Michael Pascoe writes:

There’s been an inevitability about Terence Cole seeking and John Howard granting an extension to the Iraq kickbacks inquiry. The former simply will have far too much material to properly digest by the end of this month, while for the latter, holding a hands-off inquiry has become his best defence of direct innocence.

The extension “for another couple of months at least” creates the certainty of extending the Government’s embarrassment, but the great uncertainty created by such an almost open-ended offer from the PM is where Cole’s inquiring mind might wander – and that will have plenty of other company executives worrying.

There’s a hint in The Oz this morning of the sudden concern that various corporations might have about what’s perhaps been done on their behalf in the past. While Cole has been specifically charged with investigating the oil-for-food scandal, could the behaviour of AWB and others in Iraq require some context and therefore an examination of what might have been common practice elsewhere in our trading world?

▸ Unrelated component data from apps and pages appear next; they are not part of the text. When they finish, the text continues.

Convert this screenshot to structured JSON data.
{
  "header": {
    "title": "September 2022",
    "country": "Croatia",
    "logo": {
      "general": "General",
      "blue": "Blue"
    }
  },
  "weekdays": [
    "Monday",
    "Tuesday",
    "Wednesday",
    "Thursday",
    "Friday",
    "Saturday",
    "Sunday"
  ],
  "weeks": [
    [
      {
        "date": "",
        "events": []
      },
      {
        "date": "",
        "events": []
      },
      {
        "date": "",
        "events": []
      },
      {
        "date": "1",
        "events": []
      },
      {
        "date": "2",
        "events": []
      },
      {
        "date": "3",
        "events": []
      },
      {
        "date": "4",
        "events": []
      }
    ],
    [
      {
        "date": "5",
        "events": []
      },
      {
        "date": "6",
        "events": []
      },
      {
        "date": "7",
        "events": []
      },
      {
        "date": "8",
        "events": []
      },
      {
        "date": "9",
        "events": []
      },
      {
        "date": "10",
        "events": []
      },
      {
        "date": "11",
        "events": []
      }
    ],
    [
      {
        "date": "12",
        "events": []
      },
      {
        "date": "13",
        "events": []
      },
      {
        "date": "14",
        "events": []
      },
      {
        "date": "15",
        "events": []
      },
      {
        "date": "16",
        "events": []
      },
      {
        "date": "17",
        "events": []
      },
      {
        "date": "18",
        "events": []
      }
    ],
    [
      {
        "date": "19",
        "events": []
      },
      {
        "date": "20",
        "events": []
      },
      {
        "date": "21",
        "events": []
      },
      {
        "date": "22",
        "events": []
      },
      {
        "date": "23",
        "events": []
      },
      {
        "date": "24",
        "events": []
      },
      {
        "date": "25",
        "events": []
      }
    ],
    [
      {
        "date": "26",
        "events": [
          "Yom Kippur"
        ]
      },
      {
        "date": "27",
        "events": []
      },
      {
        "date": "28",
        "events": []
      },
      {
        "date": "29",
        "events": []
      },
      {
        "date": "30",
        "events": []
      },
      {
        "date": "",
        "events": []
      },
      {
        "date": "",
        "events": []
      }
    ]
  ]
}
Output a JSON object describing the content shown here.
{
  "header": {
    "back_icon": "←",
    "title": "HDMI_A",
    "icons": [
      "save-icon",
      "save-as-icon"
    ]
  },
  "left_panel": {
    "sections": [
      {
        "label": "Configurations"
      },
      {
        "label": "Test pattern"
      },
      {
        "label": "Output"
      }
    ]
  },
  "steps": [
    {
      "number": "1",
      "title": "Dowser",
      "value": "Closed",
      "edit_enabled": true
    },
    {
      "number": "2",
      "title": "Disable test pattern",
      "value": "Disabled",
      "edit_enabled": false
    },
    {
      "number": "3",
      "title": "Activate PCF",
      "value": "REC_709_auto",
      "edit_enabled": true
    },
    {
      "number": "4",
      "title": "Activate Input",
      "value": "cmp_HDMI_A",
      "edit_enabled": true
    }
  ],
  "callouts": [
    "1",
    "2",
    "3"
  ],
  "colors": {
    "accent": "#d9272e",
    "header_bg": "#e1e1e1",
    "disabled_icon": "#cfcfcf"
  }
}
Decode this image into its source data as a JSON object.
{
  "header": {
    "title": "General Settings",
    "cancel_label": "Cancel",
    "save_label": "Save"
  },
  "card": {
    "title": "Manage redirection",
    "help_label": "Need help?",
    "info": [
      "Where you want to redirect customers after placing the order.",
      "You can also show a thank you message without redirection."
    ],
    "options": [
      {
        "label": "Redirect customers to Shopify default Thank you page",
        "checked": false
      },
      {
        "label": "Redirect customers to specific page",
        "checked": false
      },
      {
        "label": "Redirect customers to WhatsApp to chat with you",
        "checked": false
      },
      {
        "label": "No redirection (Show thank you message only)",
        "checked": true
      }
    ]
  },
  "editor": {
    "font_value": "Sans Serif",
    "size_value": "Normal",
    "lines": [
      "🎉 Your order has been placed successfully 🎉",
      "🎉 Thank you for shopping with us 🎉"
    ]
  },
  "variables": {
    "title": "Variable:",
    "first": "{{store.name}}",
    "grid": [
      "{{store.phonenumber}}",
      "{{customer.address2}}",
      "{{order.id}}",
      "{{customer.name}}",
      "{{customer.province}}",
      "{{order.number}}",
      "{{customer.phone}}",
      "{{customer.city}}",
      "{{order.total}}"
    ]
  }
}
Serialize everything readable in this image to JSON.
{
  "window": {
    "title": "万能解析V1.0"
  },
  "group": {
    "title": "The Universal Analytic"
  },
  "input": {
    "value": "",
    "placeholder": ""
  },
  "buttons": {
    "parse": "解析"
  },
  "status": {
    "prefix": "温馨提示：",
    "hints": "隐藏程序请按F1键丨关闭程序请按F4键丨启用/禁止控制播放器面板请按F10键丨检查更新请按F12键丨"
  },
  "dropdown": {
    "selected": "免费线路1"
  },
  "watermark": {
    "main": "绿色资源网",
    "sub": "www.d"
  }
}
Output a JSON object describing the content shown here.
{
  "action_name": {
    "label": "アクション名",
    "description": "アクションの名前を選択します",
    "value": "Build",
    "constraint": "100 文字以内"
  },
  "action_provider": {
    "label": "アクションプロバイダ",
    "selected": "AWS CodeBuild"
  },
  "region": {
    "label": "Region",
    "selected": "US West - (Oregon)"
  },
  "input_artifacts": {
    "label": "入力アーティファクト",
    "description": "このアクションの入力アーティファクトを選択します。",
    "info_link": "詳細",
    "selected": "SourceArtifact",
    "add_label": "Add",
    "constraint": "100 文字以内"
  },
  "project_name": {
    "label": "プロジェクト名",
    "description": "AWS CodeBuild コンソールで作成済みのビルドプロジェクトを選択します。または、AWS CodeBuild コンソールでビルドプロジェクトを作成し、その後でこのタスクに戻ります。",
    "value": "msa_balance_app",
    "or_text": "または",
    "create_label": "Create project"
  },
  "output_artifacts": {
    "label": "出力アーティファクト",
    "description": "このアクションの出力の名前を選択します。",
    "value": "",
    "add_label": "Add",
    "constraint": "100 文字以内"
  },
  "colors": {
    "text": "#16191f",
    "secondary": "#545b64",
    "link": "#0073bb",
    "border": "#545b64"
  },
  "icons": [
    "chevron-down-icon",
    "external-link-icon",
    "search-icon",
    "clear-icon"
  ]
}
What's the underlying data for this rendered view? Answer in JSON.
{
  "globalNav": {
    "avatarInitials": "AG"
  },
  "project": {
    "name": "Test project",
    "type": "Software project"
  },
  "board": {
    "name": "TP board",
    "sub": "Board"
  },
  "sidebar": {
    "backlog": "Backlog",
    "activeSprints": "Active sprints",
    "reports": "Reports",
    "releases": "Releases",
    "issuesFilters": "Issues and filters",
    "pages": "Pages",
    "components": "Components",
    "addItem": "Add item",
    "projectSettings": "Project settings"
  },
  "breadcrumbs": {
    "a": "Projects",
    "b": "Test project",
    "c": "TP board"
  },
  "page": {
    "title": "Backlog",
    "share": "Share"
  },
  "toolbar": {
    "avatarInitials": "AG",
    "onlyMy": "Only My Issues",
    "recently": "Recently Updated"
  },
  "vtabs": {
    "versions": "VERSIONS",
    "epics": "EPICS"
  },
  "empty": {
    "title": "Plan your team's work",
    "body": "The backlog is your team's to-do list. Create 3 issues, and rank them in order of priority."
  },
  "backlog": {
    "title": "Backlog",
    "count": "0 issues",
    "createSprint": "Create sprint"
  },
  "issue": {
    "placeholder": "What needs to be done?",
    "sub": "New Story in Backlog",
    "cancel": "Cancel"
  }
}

What could worry the wheat export monopolists is that the extra time might also give Cole the chance to look into the single desk itself and the question of whether a corrupt model inevitably corrupts. As we argued last week, there’s plenty to consider about the way the single desk has been run quite apart from the Iraq scandal.

The monopoly faithful – 70% or so of wheat farmers and the National Party they control – don’t want the AWB and WEA claims about the alleged benefits of the single desk exposed to genuinely independent analysis. It might be far too embarrassing.

In all likelihood, Tezza Cole will still be too busy to delve into the single desk, but the way is open for him to recommend a subsequent review.

In the meantime, the longer the inquiry runs, the less chance AWB has of recovering and the more experience its local competitors will gain in accessing pool wheat for export. There’s also the chance that other countries might follow Iraq’s lead in declaring AWB persona non grata.

At the Australian Bureau of Agricultural and Resource Economics’ Outlook conference last week, ABB Grain managing director Michael Iwaniw, admitted in answering a leading question that he, like every other red-blooded, pro-free-market capitalist, would love to have a monopoly. (I know the question was leading because I asked it.) While treading very carefully around the AWB and single desk issue, he made plain that ABB for one would very happily pick up where AWB leaves off exporting wheat.

The pain continues.